## [MATERIAL FOR THIS TASK]

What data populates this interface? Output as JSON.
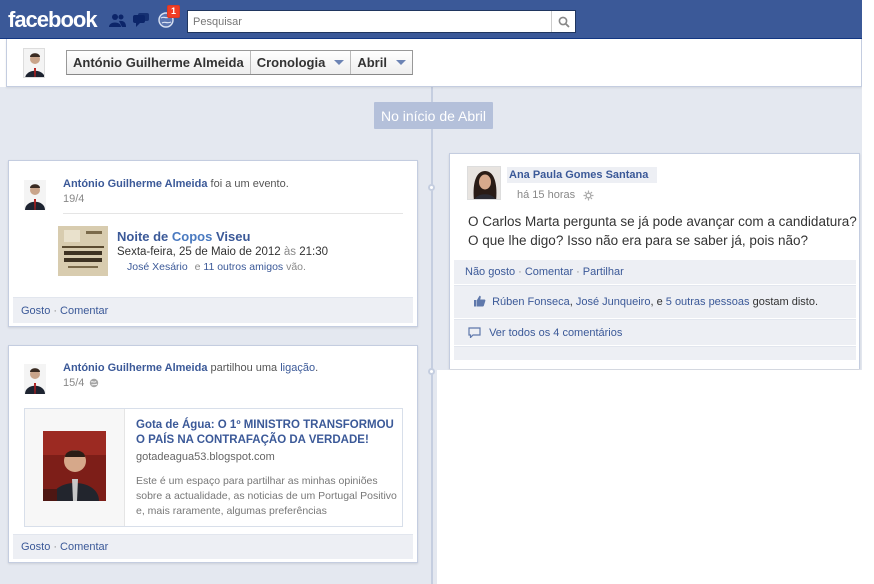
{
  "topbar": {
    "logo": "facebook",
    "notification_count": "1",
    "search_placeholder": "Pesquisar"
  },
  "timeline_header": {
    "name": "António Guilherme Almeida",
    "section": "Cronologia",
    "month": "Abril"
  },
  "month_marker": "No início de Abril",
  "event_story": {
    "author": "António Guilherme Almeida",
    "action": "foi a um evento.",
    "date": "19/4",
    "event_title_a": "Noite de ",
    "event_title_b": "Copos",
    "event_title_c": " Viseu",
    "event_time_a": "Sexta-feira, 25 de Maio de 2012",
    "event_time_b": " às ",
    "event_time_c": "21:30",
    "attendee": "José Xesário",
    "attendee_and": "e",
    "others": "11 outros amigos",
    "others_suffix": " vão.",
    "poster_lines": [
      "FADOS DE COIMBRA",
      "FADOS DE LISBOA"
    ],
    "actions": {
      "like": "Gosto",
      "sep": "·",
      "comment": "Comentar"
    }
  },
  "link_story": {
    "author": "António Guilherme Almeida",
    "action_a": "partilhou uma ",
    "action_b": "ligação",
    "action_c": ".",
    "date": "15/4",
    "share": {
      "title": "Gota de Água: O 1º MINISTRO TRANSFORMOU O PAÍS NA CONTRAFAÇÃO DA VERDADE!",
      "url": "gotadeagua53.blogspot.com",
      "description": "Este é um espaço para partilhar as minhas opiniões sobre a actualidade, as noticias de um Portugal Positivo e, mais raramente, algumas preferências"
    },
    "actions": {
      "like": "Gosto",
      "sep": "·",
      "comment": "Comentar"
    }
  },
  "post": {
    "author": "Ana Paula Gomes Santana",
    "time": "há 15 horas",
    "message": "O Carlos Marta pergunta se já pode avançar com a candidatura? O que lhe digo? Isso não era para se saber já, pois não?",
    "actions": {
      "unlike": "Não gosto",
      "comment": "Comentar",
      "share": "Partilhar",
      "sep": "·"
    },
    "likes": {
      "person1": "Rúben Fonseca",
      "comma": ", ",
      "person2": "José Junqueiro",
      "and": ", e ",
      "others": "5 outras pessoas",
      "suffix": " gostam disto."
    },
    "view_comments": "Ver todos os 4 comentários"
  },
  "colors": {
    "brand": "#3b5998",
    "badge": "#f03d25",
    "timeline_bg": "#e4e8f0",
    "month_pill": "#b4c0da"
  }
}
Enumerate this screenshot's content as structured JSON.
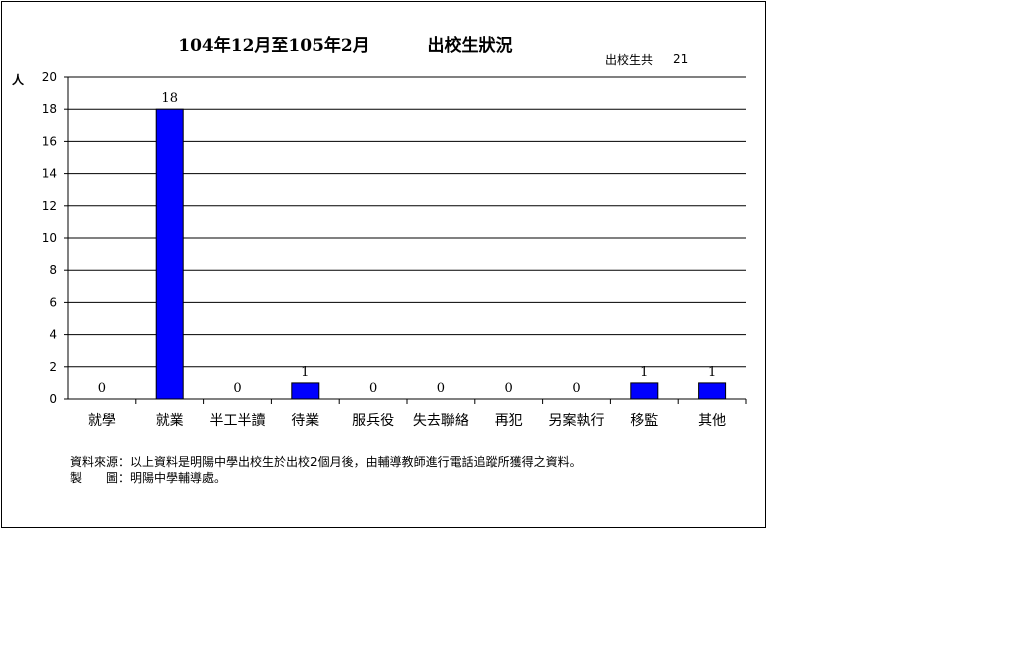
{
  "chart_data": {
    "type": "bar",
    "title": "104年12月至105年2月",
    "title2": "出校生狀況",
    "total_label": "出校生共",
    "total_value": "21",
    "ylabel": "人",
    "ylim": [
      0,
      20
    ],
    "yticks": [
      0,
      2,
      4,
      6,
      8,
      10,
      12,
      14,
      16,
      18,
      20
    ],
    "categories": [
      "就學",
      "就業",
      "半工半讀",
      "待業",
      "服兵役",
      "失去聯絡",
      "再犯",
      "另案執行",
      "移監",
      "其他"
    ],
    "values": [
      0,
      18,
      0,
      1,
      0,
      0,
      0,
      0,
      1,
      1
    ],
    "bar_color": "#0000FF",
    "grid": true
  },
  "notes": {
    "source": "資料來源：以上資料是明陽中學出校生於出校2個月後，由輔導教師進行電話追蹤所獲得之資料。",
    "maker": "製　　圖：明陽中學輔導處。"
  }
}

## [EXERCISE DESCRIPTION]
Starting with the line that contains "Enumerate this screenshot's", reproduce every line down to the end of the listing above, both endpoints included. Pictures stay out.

## [TASK ANSWER]
Enumerate this screenshot's content as structured JSON.
{
  "chart_data": {
    "type": "bar",
    "title": "104年12月至105年2月",
    "title2": "出校生狀況",
    "total_label": "出校生共",
    "total_value": "21",
    "ylabel": "人",
    "ylim": [
      0,
      20
    ],
    "yticks": [
      0,
      2,
      4,
      6,
      8,
      10,
      12,
      14,
      16,
      18,
      20
    ],
    "categories": [
      "就學",
      "就業",
      "半工半讀",
      "待業",
      "服兵役",
      "失去聯絡",
      "再犯",
      "另案執行",
      "移監",
      "其他"
    ],
    "values": [
      0,
      18,
      0,
      1,
      0,
      0,
      0,
      0,
      1,
      1
    ],
    "bar_color": "#0000FF",
    "grid": true
  },
  "notes": {
    "source": "資料來源：以上資料是明陽中學出校生於出校2個月後，由輔導教師進行電話追蹤所獲得之資料。",
    "maker": "製　　圖：明陽中學輔導處。"
  }
}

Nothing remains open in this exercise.